__Website and app data records__
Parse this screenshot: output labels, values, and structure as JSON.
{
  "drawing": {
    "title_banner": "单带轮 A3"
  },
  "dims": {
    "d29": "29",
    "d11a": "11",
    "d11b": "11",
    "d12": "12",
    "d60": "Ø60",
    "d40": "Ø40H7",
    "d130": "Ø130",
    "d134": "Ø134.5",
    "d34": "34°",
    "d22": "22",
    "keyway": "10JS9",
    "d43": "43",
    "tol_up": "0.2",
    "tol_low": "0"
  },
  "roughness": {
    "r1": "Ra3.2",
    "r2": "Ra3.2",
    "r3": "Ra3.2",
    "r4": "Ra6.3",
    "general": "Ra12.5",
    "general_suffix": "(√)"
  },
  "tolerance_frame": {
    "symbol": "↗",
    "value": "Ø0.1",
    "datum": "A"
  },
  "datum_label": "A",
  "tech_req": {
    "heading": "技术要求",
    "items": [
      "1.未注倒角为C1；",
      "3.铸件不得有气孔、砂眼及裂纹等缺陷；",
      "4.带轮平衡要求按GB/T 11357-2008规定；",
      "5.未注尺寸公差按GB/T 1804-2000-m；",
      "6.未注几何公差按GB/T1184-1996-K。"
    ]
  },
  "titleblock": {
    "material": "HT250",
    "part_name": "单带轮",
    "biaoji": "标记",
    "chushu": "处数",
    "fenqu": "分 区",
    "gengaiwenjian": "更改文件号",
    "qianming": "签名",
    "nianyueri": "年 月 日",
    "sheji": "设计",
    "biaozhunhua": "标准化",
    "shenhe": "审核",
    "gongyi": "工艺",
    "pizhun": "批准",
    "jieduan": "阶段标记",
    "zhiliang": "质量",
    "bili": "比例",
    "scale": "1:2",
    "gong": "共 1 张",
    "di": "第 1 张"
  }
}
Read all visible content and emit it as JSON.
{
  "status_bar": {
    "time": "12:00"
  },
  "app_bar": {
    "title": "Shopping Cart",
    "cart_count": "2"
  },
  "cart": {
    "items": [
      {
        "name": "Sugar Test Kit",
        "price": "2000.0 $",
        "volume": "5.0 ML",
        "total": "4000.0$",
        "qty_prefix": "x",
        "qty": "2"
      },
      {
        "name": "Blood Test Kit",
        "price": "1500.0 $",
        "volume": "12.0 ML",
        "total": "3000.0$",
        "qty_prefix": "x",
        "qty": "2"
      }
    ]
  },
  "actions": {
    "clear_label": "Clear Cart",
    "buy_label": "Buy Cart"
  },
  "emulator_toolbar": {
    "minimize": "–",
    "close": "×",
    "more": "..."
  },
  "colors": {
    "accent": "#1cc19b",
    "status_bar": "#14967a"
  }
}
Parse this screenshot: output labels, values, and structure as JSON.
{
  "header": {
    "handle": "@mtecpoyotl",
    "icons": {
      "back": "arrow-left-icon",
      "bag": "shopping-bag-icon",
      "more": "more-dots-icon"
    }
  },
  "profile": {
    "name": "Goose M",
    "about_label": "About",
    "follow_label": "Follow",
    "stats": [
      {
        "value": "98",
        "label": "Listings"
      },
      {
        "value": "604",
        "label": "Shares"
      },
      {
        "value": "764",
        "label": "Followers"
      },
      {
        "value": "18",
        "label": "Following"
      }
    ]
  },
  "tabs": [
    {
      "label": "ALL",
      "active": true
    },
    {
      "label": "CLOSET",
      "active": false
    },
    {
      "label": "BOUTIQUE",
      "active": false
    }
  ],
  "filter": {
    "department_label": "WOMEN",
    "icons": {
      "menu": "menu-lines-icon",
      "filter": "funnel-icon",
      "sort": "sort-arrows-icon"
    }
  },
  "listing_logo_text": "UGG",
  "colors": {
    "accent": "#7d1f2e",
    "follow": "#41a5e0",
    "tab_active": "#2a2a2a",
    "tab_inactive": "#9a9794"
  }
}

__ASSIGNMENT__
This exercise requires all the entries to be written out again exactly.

__RESPONSE TO THE TASK__
Parse this screenshot: output labels, values, and structure as JSON.
{
  "drawing": {
    "title_banner": "单带轮 A3"
  },
  "dims": {
    "d29": "29",
    "d11a": "11",
    "d11b": "11",
    "d12": "12",
    "d60": "Ø60",
    "d40": "Ø40H7",
    "d130": "Ø130",
    "d134": "Ø134.5",
    "d34": "34°",
    "d22": "22",
    "keyway": "10JS9",
    "d43": "43",
    "tol_up": "0.2",
    "tol_low": "0"
  },
  "roughness": {
    "r1": "Ra3.2",
    "r2": "Ra3.2",
    "r3": "Ra3.2",
    "r4": "Ra6.3",
    "general": "Ra12.5",
    "general_suffix": "(√)"
  },
  "tolerance_frame": {
    "symbol": "↗",
    "value": "Ø0.1",
    "datum": "A"
  },
  "datum_label": "A",
  "tech_req": {
    "heading": "技术要求",
    "items": [
      "1.未注倒角为C1；",
      "3.铸件不得有气孔、砂眼及裂纹等缺陷；",
      "4.带轮平衡要求按GB/T 11357-2008规定；",
      "5.未注尺寸公差按GB/T 1804-2000-m；",
      "6.未注几何公差按GB/T1184-1996-K。"
    ]
  },
  "titleblock": {
    "material": "HT250",
    "part_name": "单带轮",
    "biaoji": "标记",
    "chushu": "处数",
    "fenqu": "分 区",
    "gengaiwenjian": "更改文件号",
    "qianming": "签名",
    "nianyueri": "年 月 日",
    "sheji": "设计",
    "biaozhunhua": "标准化",
    "shenhe": "审核",
    "gongyi": "工艺",
    "pizhun": "批准",
    "jieduan": "阶段标记",
    "zhiliang": "质量",
    "bili": "比例",
    "scale": "1:2",
    "gong": "共 1 张",
    "di": "第 1 张"
  }
}
Read all visible content and emit it as JSON.
{
  "status_bar": {
    "time": "12:00"
  },
  "app_bar": {
    "title": "Shopping Cart",
    "cart_count": "2"
  },
  "cart": {
    "items": [
      {
        "name": "Sugar Test Kit",
        "price": "2000.0 $",
        "volume": "5.0 ML",
        "total": "4000.0$",
        "qty_prefix": "x",
        "qty": "2"
      },
      {
        "name": "Blood Test Kit",
        "price": "1500.0 $",
        "volume": "12.0 ML",
        "total": "3000.0$",
        "qty_prefix": "x",
        "qty": "2"
      }
    ]
  },
  "actions": {
    "clear_label": "Clear Cart",
    "buy_label": "Buy Cart"
  },
  "emulator_toolbar": {
    "minimize": "–",
    "close": "×",
    "more": "..."
  },
  "colors": {
    "accent": "#1cc19b",
    "status_bar": "#14967a"
  }
}
Parse this screenshot: output labels, values, and structure as JSON.
{
  "header": {
    "handle": "@mtecpoyotl",
    "icons": {
      "back": "arrow-left-icon",
      "bag": "shopping-bag-icon",
      "more": "more-dots-icon"
    }
  },
  "profile": {
    "name": "Goose M",
    "about_label": "About",
    "follow_label": "Follow",
    "stats": [
      {
        "value": "98",
        "label": "Listings"
      },
      {
        "value": "604",
        "label": "Shares"
      },
      {
        "value": "764",
        "label": "Followers"
      },
      {
        "value": "18",
        "label": "Following"
      }
    ]
  },
  "tabs": [
    {
      "label": "ALL",
      "active": true
    },
    {
      "label": "CLOSET",
      "active": false
    },
    {
      "label": "BOUTIQUE",
      "active": false
    }
  ],
  "filter": {
    "department_label": "WOMEN",
    "icons": {
      "menu": "menu-lines-icon",
      "filter": "funnel-icon",
      "sort": "sort-arrows-icon"
    }
  },
  "listing_logo_text": "UGG",
  "colors": {
    "accent": "#7d1f2e",
    "follow": "#41a5e0",
    "tab_active": "#2a2a2a",
    "tab_inactive": "#9a9794"
  }
}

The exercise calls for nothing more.